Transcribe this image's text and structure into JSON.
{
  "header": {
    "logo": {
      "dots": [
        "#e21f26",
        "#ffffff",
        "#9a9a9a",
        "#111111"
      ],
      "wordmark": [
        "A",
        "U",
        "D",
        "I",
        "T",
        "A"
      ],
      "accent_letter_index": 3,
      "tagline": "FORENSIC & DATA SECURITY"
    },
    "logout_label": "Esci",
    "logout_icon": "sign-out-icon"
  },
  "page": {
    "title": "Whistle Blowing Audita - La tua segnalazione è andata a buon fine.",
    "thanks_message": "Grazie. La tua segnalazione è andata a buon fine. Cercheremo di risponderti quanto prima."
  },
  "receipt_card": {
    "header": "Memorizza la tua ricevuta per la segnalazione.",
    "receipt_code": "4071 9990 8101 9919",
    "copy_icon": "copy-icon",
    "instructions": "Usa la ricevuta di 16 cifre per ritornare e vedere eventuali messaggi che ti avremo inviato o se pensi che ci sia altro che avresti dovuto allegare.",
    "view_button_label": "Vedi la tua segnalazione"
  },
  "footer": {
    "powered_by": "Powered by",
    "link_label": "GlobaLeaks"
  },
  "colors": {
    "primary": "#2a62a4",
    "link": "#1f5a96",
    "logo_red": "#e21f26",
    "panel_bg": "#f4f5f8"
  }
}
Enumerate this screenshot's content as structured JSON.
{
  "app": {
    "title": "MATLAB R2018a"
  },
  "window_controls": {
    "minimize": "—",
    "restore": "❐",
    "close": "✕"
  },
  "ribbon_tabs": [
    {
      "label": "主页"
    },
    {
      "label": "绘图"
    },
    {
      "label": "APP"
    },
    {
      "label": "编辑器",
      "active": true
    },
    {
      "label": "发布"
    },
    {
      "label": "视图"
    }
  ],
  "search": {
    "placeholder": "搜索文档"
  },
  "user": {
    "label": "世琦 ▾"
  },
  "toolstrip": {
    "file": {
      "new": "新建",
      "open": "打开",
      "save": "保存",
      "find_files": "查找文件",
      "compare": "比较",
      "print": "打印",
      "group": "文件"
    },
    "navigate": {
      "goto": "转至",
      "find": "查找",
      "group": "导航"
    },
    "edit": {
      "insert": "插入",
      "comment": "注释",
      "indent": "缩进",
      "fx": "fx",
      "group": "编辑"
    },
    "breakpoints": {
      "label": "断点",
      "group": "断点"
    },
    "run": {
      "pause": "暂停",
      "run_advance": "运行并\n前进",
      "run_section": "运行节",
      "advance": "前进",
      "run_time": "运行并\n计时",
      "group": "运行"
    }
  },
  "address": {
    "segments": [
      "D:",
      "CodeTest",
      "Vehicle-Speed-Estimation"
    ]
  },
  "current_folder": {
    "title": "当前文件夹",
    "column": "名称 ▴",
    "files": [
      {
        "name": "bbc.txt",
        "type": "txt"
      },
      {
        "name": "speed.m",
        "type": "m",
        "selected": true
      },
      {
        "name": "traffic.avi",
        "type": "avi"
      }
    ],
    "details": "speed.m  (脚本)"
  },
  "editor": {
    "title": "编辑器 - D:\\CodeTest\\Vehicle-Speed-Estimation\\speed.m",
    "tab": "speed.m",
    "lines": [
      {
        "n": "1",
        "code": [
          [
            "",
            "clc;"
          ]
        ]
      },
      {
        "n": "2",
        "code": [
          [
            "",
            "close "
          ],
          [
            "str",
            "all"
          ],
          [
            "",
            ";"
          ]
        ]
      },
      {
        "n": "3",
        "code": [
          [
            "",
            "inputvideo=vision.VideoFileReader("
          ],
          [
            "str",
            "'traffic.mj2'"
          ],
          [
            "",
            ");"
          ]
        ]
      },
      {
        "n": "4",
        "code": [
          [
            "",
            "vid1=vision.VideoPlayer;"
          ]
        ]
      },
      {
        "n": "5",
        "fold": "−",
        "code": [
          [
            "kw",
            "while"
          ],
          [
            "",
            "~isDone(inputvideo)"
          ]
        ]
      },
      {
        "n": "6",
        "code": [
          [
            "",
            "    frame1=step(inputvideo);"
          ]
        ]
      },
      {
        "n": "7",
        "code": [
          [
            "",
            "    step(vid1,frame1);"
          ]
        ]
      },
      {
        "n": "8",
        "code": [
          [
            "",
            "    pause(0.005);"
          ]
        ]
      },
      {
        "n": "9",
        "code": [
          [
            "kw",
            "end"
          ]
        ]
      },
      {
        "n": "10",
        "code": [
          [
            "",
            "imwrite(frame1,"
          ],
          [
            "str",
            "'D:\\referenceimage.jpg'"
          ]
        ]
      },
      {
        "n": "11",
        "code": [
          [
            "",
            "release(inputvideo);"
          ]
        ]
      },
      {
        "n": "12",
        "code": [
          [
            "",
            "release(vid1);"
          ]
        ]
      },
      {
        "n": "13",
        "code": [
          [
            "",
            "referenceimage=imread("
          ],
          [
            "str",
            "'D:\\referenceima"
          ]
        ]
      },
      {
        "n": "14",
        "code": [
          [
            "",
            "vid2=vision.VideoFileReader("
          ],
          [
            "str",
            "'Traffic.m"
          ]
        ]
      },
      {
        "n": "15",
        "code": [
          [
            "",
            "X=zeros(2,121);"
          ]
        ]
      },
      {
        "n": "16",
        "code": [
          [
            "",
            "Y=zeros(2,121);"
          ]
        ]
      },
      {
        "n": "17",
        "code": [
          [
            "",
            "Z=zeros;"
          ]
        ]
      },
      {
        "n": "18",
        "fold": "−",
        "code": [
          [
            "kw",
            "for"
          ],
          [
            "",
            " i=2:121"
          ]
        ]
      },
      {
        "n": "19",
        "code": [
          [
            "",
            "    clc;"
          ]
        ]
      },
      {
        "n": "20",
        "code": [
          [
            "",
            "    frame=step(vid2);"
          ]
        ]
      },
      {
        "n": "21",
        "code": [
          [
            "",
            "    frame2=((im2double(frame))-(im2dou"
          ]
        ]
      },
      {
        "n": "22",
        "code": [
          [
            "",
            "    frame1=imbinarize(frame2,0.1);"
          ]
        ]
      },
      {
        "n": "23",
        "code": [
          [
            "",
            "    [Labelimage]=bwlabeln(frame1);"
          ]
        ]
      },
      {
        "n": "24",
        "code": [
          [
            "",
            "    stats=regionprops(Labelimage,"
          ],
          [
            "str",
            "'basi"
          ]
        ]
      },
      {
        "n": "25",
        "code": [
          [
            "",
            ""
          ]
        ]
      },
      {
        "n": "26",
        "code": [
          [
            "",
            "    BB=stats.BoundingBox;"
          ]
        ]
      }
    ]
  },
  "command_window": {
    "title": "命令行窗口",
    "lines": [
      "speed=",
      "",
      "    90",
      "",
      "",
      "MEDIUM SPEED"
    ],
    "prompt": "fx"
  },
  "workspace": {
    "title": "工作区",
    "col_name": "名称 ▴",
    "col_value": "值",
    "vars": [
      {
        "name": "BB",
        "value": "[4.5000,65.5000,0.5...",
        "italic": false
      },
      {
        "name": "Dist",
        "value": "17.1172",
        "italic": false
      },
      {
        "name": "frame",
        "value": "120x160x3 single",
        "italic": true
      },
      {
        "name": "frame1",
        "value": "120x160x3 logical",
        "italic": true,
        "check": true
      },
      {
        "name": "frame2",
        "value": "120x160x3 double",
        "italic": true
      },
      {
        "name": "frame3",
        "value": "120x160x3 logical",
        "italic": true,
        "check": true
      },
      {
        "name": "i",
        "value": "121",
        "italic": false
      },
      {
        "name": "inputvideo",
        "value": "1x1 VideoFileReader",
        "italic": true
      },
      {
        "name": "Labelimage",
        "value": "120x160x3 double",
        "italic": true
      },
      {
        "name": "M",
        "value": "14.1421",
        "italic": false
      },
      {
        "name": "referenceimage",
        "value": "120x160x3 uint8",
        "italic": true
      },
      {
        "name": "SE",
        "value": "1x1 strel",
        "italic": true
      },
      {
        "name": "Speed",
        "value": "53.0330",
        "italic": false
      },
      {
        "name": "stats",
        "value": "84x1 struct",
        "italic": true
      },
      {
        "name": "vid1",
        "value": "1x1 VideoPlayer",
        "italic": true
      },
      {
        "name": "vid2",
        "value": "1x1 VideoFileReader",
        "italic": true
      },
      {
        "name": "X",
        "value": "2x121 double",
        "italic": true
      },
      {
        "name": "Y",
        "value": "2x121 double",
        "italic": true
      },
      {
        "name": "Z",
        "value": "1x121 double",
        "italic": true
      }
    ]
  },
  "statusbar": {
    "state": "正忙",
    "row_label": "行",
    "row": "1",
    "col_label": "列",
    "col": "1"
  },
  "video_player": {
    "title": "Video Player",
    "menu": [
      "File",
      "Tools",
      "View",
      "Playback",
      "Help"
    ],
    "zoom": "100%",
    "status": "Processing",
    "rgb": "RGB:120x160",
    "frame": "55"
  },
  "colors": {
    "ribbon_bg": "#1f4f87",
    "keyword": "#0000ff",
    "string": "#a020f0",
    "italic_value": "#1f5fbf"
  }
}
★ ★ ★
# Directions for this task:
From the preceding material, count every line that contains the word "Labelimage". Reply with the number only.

# Answer section:
3